In Villacorta, Plaintiff was a mechanical engineer/ maintenance planner at Cemex’s Victorville cement plant. Plaintiff was one of hundreds of employees laid off. Plaintiff sued Cemex for wrongful termination, emotional distress and national origin discrimination. Plaintiff was Filipino. He contended that he was laid off when several, less qualified Venezuelans were not.
Plaintiff’s salary at the time he was laid off was approximately $65,000. He was unable to find employment for eight months. Plaintiff eventually found a job in Lebec, CA – 120 miles from his home in Corona. Plaintiff received a 7% pay increase at his new job. Plaintiff’s counsel asked the jury to award $44,000 in lost wages for the eight months Plaintiff was unemployed.
Plaintiff’s counsel did not ask for future lost wages. The jury ultimately awarded $198,000 in past lost wages. This figure reflected what Plaintiff would have made at Cemex from the date of his termination through the trial date. The jury awarded nothing for past/future emotional distress.
Defense counsel moved for judgment notwithstanding the verdict, lost, and then appealed. The Appellate Court upheld the verdict, reasoning that it would only be appropriate to reduce the jury’s verdict if Plaintiff had failed to mitigate his damages for past lost earnings.
The general rule is that an employee cannot recover past lost wages if the employer proves that a plaintiff could earn a similar amount with “reasonable effort.” An employer must show that this new employment was “substantially similar” to the plaintiff’s prior job. The mitigation argument can be defeated if the plaintiff’s new position is “inferior” to his original job. There are multiple factors that the jury must consider to determine if the new job is “inferior” – including location.
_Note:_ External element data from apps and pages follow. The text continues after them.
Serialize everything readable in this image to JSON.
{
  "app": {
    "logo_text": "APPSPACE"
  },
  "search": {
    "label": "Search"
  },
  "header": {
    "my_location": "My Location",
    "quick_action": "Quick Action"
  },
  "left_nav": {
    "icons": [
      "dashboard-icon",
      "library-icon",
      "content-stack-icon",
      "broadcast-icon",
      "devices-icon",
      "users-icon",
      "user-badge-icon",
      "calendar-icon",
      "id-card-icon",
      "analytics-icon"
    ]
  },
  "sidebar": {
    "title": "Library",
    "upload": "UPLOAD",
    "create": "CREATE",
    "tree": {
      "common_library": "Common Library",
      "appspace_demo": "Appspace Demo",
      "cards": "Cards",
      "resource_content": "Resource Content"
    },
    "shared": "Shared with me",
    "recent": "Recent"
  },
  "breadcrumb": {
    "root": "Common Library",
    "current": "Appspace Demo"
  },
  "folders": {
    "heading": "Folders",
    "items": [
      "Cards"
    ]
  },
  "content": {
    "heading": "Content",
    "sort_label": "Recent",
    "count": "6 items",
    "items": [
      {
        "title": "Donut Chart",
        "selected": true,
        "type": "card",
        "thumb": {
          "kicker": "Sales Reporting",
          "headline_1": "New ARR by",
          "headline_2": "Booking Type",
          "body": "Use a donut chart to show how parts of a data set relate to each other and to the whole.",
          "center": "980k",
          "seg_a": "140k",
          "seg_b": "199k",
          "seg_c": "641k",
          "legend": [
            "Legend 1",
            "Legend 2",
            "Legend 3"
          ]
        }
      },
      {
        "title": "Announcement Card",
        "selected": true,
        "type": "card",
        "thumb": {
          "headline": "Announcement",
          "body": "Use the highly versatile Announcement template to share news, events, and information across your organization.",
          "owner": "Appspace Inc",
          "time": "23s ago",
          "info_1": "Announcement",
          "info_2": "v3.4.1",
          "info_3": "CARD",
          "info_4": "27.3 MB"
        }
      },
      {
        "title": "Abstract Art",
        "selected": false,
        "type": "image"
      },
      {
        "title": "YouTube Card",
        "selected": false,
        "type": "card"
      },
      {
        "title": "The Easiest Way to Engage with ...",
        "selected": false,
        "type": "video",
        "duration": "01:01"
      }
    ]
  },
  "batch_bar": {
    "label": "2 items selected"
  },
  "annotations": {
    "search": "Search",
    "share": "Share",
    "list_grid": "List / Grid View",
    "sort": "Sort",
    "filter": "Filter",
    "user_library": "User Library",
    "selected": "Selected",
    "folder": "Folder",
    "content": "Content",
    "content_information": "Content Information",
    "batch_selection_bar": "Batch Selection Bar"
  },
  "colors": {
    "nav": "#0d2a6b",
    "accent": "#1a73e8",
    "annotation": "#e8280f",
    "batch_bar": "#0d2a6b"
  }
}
Here, Plaintiff’s new job – while in Southern California – was approximately 120 miles from his previous job. The Court ruled that this distance was sufficient to render the new job “inferior.” Thus, no mitigation of damages was possible.
The practical implications of this ruling are astounding. Consider this absurd example: a VP for a small Los Angeles software company is fired. He sues for wrongful termination. While suit is pending, he obtains the job as CEO of Apple Computers, with a 300% salary increase. However, he must relocate to the Bay area. Under Villacorta, the relocation alone could be sufficient to deem the new job “inferior” – hence no mitigation or setoff.
Granted, the above example stretches the holding in Villacorta mightily. But the Villacorta holding undoubtedly raises the potential recovery for lost wages in a wrongful termination suit, and highlights one of the many hurdles that employers must overcome to obtain a reasonable result.
What then, can be done? First, efforts to safeguard against employment lawsuits – through legally sufficient policies/procedures, continuous education and follow through with staff must be implemented. Second, when employment suits arise despite these efforts, outside counsel must be directed to target discovery towards the employee’s new line of employment. Outside counsel should make every effort to obtain evidence and admissions demonstrating that the new line of work is equal to/better than the prior job. Finally, the risk of a jury determination that the new employment is “inferior” must be considered at an early stage by the risk management department. This factor must be weighed in making the appropriate business decision in relation to litigation risks/costs.
California is unlikely to become more employer friendly in the near future. The Villacorta holding is simply another example demonstrating that is imperative for employers to remain alert to the ever changing litigation landscape, and ensure that they are making the correct choices moving forward.
Grant Waterkotte is a shareholder and founding member of Pettit Kohn Ingrassia & Lutz, PC. His employment practice is primarily focused on litigation, but also includes general counseling in relation to the broad spectrum of legal issues that employers wrestle with on a daily basis. Grant’s extensive and successful trial experience led to his induction into the Los Angeles Chapter of the American Board of Trial Advocates at the age of 35. He routinely tries cases for his clients across Southern California, and is now licensed in Arizona as well. Grant can be reached at (310) 649-5772 or via email at email@example.com.
Click here to view the PDF copy of the Los Angeles Business Journal’s Employment & Labor supplement published on January 20, 2014.